1887 container

1887 offers reusable container to promote environmentally friendly practices. 

Gonzaga University continues to make strides toward a more sustainable campus with new reusable food containers at 1887 at Cataldo. The progress comes in the form of green plastic containers that students can pick up when they get food and return later when they are done to be washed for reuse by other students. Students receive a freshly washed container when they return their previous one. 

Chef Tompall Nichols started this initiative when he saw trash cans full of disposable food containers from students that hadn’t taken their food to go. His concern for the unnecessary waste inspired him to offer a greener alternative. 

It costs $5 to purchase the reusable container, which can be paid with Bulldog Bucks or money. When a student enters 1887 they can tell the attendant at the door that they want a container. When the student receives a green container, they will also receive a token which they bring back when returning the container. If they are eating inside of 1887, they can toss the container into a specified bin to be collected and washed for the next use. The containers can be taken anywhere and can be returned at the student’s convenience with their received token. 

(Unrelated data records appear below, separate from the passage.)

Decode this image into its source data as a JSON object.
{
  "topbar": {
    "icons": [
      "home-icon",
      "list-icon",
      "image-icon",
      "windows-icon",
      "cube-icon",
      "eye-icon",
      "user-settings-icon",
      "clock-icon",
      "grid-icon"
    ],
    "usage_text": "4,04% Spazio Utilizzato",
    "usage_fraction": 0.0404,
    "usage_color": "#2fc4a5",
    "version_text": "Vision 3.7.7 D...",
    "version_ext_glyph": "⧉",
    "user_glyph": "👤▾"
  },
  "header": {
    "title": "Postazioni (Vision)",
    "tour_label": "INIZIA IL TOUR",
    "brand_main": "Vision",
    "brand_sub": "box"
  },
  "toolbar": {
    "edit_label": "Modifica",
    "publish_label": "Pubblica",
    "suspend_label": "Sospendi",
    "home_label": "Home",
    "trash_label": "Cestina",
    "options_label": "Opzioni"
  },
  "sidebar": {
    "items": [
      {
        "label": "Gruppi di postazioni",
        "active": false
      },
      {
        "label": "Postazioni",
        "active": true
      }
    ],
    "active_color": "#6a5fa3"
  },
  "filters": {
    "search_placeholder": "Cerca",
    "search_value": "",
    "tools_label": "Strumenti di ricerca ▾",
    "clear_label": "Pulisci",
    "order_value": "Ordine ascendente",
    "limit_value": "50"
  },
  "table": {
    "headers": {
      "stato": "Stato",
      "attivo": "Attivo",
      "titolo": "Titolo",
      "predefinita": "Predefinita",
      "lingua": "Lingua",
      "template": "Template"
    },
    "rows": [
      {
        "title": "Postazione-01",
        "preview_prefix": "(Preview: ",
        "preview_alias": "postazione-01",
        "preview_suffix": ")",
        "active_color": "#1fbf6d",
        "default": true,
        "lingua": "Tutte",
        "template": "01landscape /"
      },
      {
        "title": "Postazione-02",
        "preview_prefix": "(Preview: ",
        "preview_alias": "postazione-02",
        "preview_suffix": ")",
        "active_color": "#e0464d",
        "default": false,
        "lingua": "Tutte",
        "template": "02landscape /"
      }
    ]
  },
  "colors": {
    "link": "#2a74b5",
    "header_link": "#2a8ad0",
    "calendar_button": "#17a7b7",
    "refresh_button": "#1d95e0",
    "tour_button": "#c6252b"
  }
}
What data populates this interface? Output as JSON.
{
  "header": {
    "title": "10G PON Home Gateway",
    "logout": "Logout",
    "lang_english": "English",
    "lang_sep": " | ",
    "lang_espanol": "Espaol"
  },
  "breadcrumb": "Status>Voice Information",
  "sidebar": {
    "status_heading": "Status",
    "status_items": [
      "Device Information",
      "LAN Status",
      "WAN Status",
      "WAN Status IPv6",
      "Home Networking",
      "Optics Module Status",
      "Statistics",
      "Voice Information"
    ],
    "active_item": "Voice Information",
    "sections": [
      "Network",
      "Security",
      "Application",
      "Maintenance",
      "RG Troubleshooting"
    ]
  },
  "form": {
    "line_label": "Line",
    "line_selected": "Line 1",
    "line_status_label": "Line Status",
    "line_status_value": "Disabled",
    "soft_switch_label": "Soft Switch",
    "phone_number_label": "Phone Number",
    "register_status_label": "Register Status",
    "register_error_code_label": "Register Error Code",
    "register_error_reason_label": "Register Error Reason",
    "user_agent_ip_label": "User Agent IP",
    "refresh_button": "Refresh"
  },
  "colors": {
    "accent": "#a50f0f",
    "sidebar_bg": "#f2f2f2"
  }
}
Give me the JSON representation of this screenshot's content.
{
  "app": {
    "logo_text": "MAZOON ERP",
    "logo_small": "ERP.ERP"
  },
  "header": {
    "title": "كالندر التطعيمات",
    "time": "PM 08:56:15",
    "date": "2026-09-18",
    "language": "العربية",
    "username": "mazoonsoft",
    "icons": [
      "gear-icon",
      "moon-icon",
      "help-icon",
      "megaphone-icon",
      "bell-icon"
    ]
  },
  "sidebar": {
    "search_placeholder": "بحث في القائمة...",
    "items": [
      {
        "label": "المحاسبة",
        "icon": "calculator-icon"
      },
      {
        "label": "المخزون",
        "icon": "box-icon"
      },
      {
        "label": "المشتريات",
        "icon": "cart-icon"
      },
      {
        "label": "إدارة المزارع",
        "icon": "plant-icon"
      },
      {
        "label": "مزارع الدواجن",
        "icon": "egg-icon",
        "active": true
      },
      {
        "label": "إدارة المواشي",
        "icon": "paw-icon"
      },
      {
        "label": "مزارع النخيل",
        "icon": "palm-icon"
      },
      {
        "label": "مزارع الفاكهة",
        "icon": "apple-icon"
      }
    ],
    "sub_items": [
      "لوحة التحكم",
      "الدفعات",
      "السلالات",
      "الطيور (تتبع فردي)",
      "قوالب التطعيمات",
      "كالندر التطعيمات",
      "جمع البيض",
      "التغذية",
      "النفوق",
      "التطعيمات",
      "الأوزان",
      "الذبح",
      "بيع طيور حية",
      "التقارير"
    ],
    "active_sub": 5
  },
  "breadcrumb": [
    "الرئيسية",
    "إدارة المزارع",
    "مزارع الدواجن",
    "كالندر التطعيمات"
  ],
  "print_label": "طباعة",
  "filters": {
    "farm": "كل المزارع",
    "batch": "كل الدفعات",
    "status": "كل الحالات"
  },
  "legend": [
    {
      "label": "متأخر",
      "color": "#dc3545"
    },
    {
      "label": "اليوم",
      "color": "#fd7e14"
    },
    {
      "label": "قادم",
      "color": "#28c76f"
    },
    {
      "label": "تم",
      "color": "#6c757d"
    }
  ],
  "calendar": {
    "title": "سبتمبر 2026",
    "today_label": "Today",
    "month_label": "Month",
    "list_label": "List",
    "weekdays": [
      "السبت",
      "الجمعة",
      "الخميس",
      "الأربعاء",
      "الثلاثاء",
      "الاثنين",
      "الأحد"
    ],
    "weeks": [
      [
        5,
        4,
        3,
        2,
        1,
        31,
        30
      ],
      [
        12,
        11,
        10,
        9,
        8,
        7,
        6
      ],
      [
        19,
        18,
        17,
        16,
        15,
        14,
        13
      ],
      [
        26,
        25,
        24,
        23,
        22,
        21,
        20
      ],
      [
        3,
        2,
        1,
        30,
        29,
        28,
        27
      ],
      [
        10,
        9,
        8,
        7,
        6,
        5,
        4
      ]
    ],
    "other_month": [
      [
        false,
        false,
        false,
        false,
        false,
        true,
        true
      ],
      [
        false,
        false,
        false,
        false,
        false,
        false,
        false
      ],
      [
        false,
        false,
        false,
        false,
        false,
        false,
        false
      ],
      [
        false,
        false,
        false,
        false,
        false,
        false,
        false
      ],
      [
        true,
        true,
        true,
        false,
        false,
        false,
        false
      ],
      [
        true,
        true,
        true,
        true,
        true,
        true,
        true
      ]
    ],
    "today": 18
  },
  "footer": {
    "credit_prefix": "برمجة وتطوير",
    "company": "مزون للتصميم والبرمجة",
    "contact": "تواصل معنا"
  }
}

Not only does this new system cut down on material waste, it also cuts down on cost. Each disposable container costs $1.20, and with the amount of students flowing through the establishment using and throwing away these boxes, the environmental and monetary costs add up. 

There are currently no other food outlets on campus that offer reusable containers, but the staff at 1887 hopes that it will catch on. The feedback of the students will help the dining staff determine the next step in dining sustainability. 

Along with the containers, 1887 exclusively offers biodegradable utensils and napkins. It continues to make steps toward being more and more environmentally friendly every day and wishes to inspire other locations on and off campus to do the same. 


Hannah Landry is a contributor. 

Recommended for you

(1) comment


Plenty of other companies and research institutes, such as Full Cycle Bioplastics, Elk Packaging and VTT Technical Research Centre of Finland, are working on similar biopolymer solutions that are more environmentally friendly but equally functional as conventional plastic that goes nicely with any roll off dumpster manufacturer. And Toby McCartney's firm MacRebur has developed a road surface material made from an asphalt mix and pellets of recycled plastic. The plastic mix replaces much of the oil-based bitumen traditionally used in road building.

Welcome to the discussion.

Keep it Clean. Please avoid obscene, vulgar, lewd, racist or sexually-oriented language.
Don't Threaten. Threats of harming another person will not be tolerated.
Be Truthful. Don't knowingly lie about anyone or anything.
Be Nice. No racism, sexism or any sort of -ism that is degrading to another person.
Be Proactive. Use the 'Report' link on each comment to let us know of abusive posts.
Share with Us. We'd love to hear eyewitness accounts, the history behind an article.